Massey University banking expert David Tripe said the developments in computer technology had allowed call centres to access customer information quickly through sophisticated databases.
An unscientific survey conducted by BusinessDay showed an estimated average time it took to get a real human being on the line ranged from under a minute to nine minutes, depending on the time of day and bank.
Most banks claim to have increased the number of call centre staff on the payroll, except Westpac, which has kept its numbers consistent.
Our phone survey suggested Kiwibank customers calling in the morning could expect to wait an average of six minutes to get through.
While mornings seemed to be a busy time for the state-owned bank's 250 call centre staff, the hotline fared better at lunchtimes, with around three minutes' wait before queries were answered.
Westpac took five minutes to answer their hotline in the morning, when the bank's 400 call centre staff appeared to be swamped up with calls.
If the query was not urgent, ringing back in the afternoon could cut the waiting time to an average of three minutes.
The Bank of New Zealand has 478 call centre staff, mostly based in Auckland and Wellington.
BNZ customers should call early, with a good chance of being served within a minute, as opposed to the seven-minute wait at lunchtime.
ASB and ANZ set the gold standard for call waiting times, with an average one minute to wait from picking up the phone in the morning and at lunch.
ASB employs 400 call centre staff, whereas ANZ, the country's biggest bank, employs three times that number.
Both banks varied the number of staff on call to meet anticipated call volumes.
Special mention goes to Westpac and BNZ for the extra cheesy ballads they play to customers on hold.
Bank customers were significantly better off than those trying to contact some other service providers.
PwC banking and capital markets leader Sam Shuttleworth said the environment and services offered by banks were quite homogenous.
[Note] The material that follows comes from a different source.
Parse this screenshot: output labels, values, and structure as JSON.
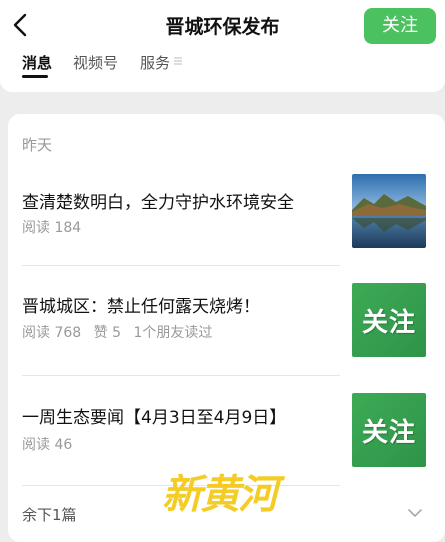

Therefore, staff service was a key point of differentiation between them.
A negative experience with a staff member could easily cause a customer to switch banks.
"Banks are investing more in their call centres to provide a positive customer experience by making sure queries are answered quickly and accurately," Shuttleworth said.
Customers in the digital age were "always on" and expected to be able to get in touch with their bank any time, he said.
Over time, Shuttleworth expected the customer call service to move away from the traditional phone towards Skype and video conferencing.